Not that Williams was immediately ready to think about topping Graf after pulling even with her at the All England Club.

“One thing I learned about last year is to enjoy the moment,” Williams said. “I’m definitely going to enjoy this.”

Good thing, too, because not everything has gone smoothly since that most recent triumph. Slowed by a bothersome right shoulder, Williams lost in the third round of singles and first round of doubles at the Rio de Janeiro Olympics – she was a 2012 gold medalist in both events – and then pulled out of a hard-court tuneup event in Ohio.

Williams is assured of remaining at No. 1 until the end of the U.S. Open, which will bring her current streak to 186 weeks in a row, tying another mark held by Graf. Depending on what happens in the tournament, Williams could be overtaken in the rankings by No. 2 Angelique Kerber (who beat Williams in the Australian Open final in January), No. 3 Garbine Muguruza (who beat Williams in the French Open final in June) or No. 4 Agnieszka Radwanska.

“It’s definitely intriguing,” Roger Federer said about tracking the women vying for No. 1. “It’s nice to see this race.”

Federer, who won five of his men’s record 17 Grand Slam titles in New York, will be sitting out the U.S. Open for the first time since 1999 as he takes the rest of the season off to let his left knee heal. A year ago, Federer lost in the final at Flushing Meadows to Novak Djokovic. In Federer’s mind, the top-ranked Djokovic is the favorite this time, even though No. 2 Andy Murray’s summer has been “phenomenal.”

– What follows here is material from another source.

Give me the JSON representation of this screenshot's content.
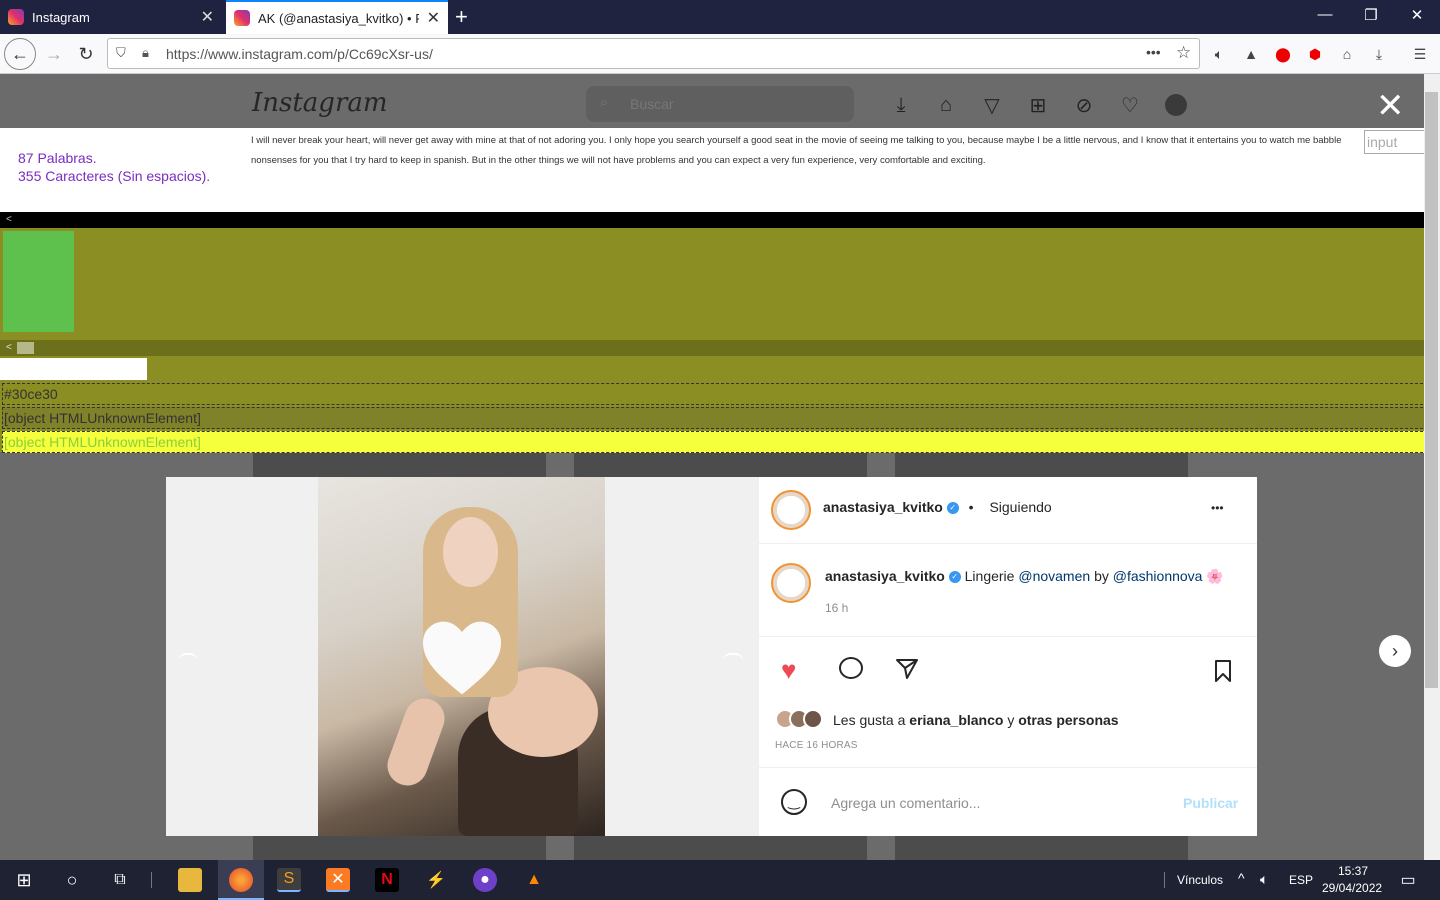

One reason: Federer thinks the installation of the new $150 million roof at the main arena will limit the wind even when it’s open, which will help Djokovic.

Not too long ago, Djokovic appeared to be close to unbeatable no matter the surface or conditions, and a buzz was building about whether he could chase a true Grand Slam. But he exited Wimbledon in the third round, then the Olympics in the first round, while Murray won both of those titles.

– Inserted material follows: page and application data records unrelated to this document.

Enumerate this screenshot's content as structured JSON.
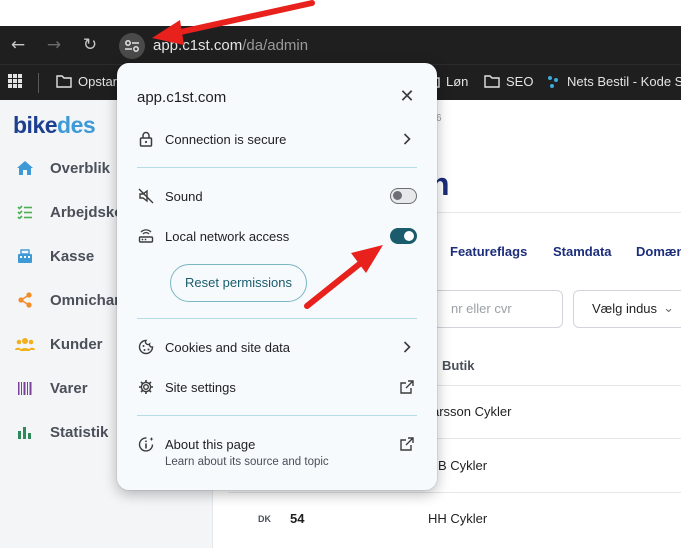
{
  "browser": {
    "url_host": "app.c1st.com",
    "url_path": "/da/admin",
    "bookmarks": [
      {
        "label": "Opstar",
        "icon": "folder-icon"
      },
      {
        "label": "Løn",
        "icon": "folder-icon"
      },
      {
        "label": "SEO",
        "icon": "folder-icon"
      },
      {
        "label": "Nets Bestil - Kode S...",
        "icon": "nets-icon"
      }
    ]
  },
  "sidebar": {
    "brand_part1": "bike",
    "brand_part2": "des",
    "items": [
      {
        "label": "Overblik",
        "icon": "home-icon",
        "color": "#3d9ad6"
      },
      {
        "label": "Arbejdsko",
        "icon": "checklist-icon",
        "color": "#4caf50"
      },
      {
        "label": "Kasse",
        "icon": "register-icon",
        "color": "#3d9ad6"
      },
      {
        "label": "Omnichar",
        "icon": "share-icon",
        "color": "#f28c28"
      },
      {
        "label": "Kunder",
        "icon": "people-icon",
        "color": "#f2b01e"
      },
      {
        "label": "Varer",
        "icon": "barcode-icon",
        "color": "#7b3fa0"
      },
      {
        "label": "Statistik",
        "icon": "bar-chart-icon",
        "color": "#2e8b57"
      }
    ]
  },
  "main": {
    "crumb_fragment": "6",
    "title_fragment": "n",
    "tabs": [
      "Featureflags",
      "Stamdata",
      "Domæn"
    ],
    "search_placeholder": "nr eller cvr",
    "industry_select": "Vælg indus",
    "column_header": "Butik",
    "rows": [
      {
        "country": "",
        "id": "",
        "shop": "arsson Cykler"
      },
      {
        "country": "",
        "id": "",
        "shop": "B Cykler"
      },
      {
        "country": "DK",
        "id": "54",
        "shop": "HH Cykler"
      }
    ]
  },
  "popup": {
    "title": "app.c1st.com",
    "connection_label": "Connection is secure",
    "sound_label": "Sound",
    "sound_enabled": false,
    "local_network_label": "Local network access",
    "local_network_enabled": true,
    "reset_label": "Reset permissions",
    "cookies_label": "Cookies and site data",
    "site_settings_label": "Site settings",
    "about_label": "About this page",
    "about_sub": "Learn about its source and topic"
  },
  "colors": {
    "accent": "#1a5c6b",
    "annotation_arrow": "#e8211d"
  }
}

“Novak, obviously, the last two years, really, has played amazing tennis. His consistency – what I’ve done for, like, the last four months, he’s been doing for, like, the whole year,” Murray said. “So I need to try and keep that going, and the U.S. Open is always the next big goal.”

 

Top-seeded John Isner wins 3rd Hall of Fame title

AP Photo
Leave a comment

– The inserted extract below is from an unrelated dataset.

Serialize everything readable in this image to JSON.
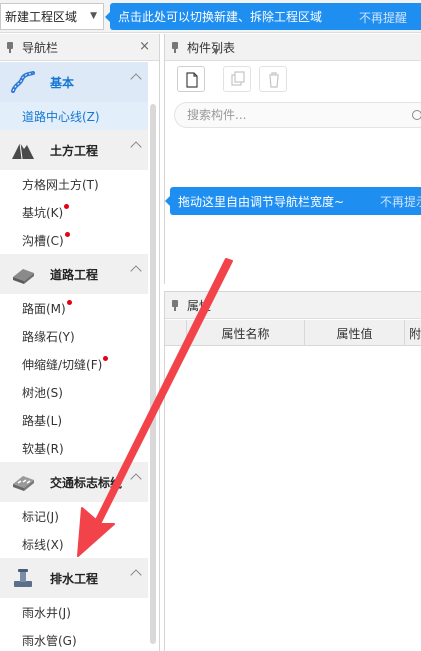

NEWPORT, R.I. — Top-seeded John Isner beat Australian qualifier Matthew Ebden 6-3, 7-6 (4) on Sunday for his third Hall of Fame Open title.

The hard-serving American also won the grass-court event in 2011 and 2012. He has 11th career titles, all at the ATP World Tour 250 level.

“It’s hard to win a tournament,” Isner said. “It’s no small feat to come out here and be the last man standing. I’m very happy about that. It’s been two years since I won a tournament, so I had that weighing on my mind.”

Isner became the second player to win an ATP title without facing a break point since records began in 1991. Tommy Haas also accomplished the feat in Memphis, Tennessee, in 2007.

“I’m very happy with how I played all week,” Isner said. “It was a perfect week and I couldn’t ask for anything better.”

Ebden was playing his first tour-level final.

“It’s a lot of reward for a lot of hard work, a lot of years of sacrifice,” Ebden said. “It’s disappointing, but at the same time I have to be happy with my week.”

Roddick, Clijsters among Tennis Hall of Fame inductees

AP Images
Leave a comment

NEWPORT, R.I. — Andy Roddick says jokingly he can now keep Roger Federer from a unanimous selection for the International Tennis Hall of Fame.

As a new inductee, Roddick gets to vote on future candidates. He jested ahead of his enshrinement on Saturday that he’ll use it to get back at Federer, who stood in his way during at least four Grand Slam finals.

Roddick joins inductees Kim Clijsters, six-time Paralympic medalist Monique Kalkman and journalist and historian Steve Flink. Tennis instructor and innovator Vic Braden was to be inducted posthumously.

Roddick won one Grand Slam and lost to Federer in the finals four times. He says he doesn’t ask himself what would have happened if he hadn’t come along at the same time of perhaps the greatest player.

He says the first text he got when he woke up Saturday was from Federer. Says Roddick: “He makes it extremely hard not to like him as a person.”